Influences that Ira cherishes from pre-Columbian, Oceanic and the ‘primitive’ pottery are evoked along with aspects of traditional Indian design in textile, basketry, jewelry or domestic and ritual ornamentation. For the full flay of these inspirations she invents an imaginative ‘katai’ technique to contain the graphic contours and surfaces of an individualized idiom of ornamentation. She uses a brown body that gives a warm color in the often-large areas of unglazed surface. Judicially places bands of design enhance, rather than detract, from the line of the pot. These are incised with intricate designs, often with a complex gestalt, but always free hand-improvised as the hand moves across the surface of the pot with simple incision tools. She activates surface and form with a serial play of indented, scraped, scratched graphic, even simulating symmetry at times, but usually breaking the symmetry within the logic of its code. The bands of design emphasize elevations and contours, define edges, sometimes repeating themselves across the body of the work, sometimes breaking out in larger motifs enacting ‘solos’ in the interactive spaces created by the ensemble. Ira thus finds in the form of a pot, vessel or bowl, the space for articulate visual imagery, and concomitantly, for the evocation of other cultures, and of nature. The starfish, for instance, admired during a stay in Dar-es-Salam for its design logic – the growth of scale through concentric pattern in a rounded form – has become one of the key motifs in the development of Ira’s designing pleasures. She enjoys repetition: as it present in naure, allowing for mutation. And as it is enjoyed by the keen traditional craftsman to lay the tana-bana for improvisation.
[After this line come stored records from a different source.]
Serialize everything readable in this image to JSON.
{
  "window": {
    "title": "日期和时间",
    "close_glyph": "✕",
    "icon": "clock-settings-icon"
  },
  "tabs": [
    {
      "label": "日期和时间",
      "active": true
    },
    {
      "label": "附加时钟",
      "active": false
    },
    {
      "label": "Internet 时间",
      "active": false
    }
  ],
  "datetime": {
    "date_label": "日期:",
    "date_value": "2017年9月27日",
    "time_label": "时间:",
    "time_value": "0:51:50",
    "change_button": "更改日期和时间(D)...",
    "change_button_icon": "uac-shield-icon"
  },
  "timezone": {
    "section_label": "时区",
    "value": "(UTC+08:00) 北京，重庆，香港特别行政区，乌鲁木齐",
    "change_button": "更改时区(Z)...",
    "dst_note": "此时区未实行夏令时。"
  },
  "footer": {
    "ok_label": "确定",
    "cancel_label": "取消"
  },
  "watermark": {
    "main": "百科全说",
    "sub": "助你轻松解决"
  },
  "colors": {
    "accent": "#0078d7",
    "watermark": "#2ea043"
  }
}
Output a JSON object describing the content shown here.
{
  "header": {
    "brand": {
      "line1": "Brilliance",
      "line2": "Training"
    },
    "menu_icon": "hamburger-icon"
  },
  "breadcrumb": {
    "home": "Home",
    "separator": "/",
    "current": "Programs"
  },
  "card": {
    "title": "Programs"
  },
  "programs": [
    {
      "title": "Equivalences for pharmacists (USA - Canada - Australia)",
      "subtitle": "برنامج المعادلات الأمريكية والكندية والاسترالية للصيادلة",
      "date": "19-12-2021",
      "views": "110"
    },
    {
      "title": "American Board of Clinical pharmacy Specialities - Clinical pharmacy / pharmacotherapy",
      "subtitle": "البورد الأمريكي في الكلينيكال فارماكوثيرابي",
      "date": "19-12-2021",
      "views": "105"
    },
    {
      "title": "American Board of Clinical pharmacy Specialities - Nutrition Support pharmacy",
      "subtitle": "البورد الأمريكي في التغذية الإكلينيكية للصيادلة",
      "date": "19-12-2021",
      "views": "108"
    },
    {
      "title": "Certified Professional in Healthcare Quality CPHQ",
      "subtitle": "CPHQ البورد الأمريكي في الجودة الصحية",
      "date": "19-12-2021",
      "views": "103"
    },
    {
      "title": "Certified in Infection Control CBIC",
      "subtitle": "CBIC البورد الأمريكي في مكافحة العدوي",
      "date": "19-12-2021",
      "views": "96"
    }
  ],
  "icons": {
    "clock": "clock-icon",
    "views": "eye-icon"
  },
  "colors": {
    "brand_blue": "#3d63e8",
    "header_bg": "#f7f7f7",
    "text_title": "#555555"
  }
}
Graphic devices do not diminish the role of color in Ira’s range of work. It is used within the same framework of function, of formal need emerging from the logic of the pot and from that it acquires its potency. Color is resplendent, delicate, sensuous, radiant, saturated or nuanced in the range of glazes because she has an acute understanding of its need, and equally, a deep pleasure is in its use. The myriad experience evoked many recall pleasures as varied as encounters with ritual objects or a seed and kernel, a betel-nut or Mexican textiles, a sari-pallav or Miro abstraction, churning butter or spangled sea-spray, the animated geometry of a kolam or the landscape imagery of Kashmiri lacquer work.